In the end, choosing and refining designs was a process because we had ideas (sometimes three different ideas) of who the characters should be. How that became a solid visual was a discovery for us facilitated by some real genius [work] from Slap Happy. We did want an overall look with thinner lines and wanted to stay away from boxy characters.
It must have been a bit of an adjustment to have to collaborate and maybe compromise a bit on your visions?
John Hazlett: We did have to learn how to collaborate and supervise the process. One thing we learned was that if the creators are allowed to supervise the show through every aspect of the process, you get a stronger vision and a stronger show. Having someone who knows where the show is going at every creative juncture, voice records, boards, animatic, design, music, and sound mix is going to have a better outcome. There are just so many places a show can drift off the path that it really needs a navigator.

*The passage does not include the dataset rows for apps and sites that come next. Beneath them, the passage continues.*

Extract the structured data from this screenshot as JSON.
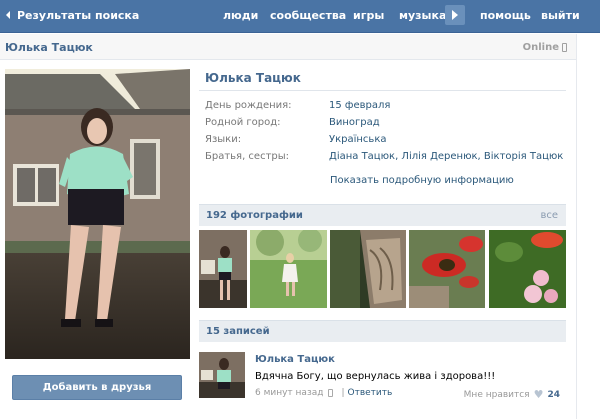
{
  "topbar": {
    "back_label": "Результаты поиска",
    "nav": [
      "люди",
      "сообщества",
      "игры",
      "музыка",
      "помощь",
      "выйти"
    ]
  },
  "profile": {
    "name": "Юлька Тацюк",
    "online": "Online",
    "info": [
      {
        "label": "День рождения:",
        "value": "15 февраля"
      },
      {
        "label": "Родной город:",
        "value": "Виноград"
      },
      {
        "label": "Языки:",
        "value": "Українська"
      },
      {
        "label": "Братья, сестры:",
        "value": "Діана Тацюк, Лілія Деренюк, Вікторія Тацюк"
      }
    ],
    "more_info": "Показать подробную информацию",
    "add_friend": "Добавить в друзья"
  },
  "photos": {
    "title": "192 фотографии",
    "all": "все"
  },
  "wall": {
    "title": "15 записей",
    "post": {
      "author": "Юлька Тацюк",
      "text": "Вдячна Богу, що вернулась жива і здорова!!!",
      "time": "6 минут назад",
      "reply": "Ответить",
      "like_label": "Мне нравится",
      "like_count": "24"
    }
  },
  "colors": {
    "topbar": "#4a74a5",
    "link": "#2b587a",
    "name": "#45688e",
    "section_bg": "#e9edf1"
  }
}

As far as compromises, it would be dramatic to tell stories about conflict with the network, but Athena Georgaklis at Teletoon was a champion of the project from the very beginning. Her notes always added and improved the stories. She was our guardian angel. Every project needs one of those.
It all sounds like an episode of Wishfart. You were granted a wish (by Teletoon) and then had to scramble and work your tails off to make it happen…
John Hazlett: It was a roller coaster ride and like any project there were many moments where everything could have fallen apart, but thankfully we had more good luck than bad.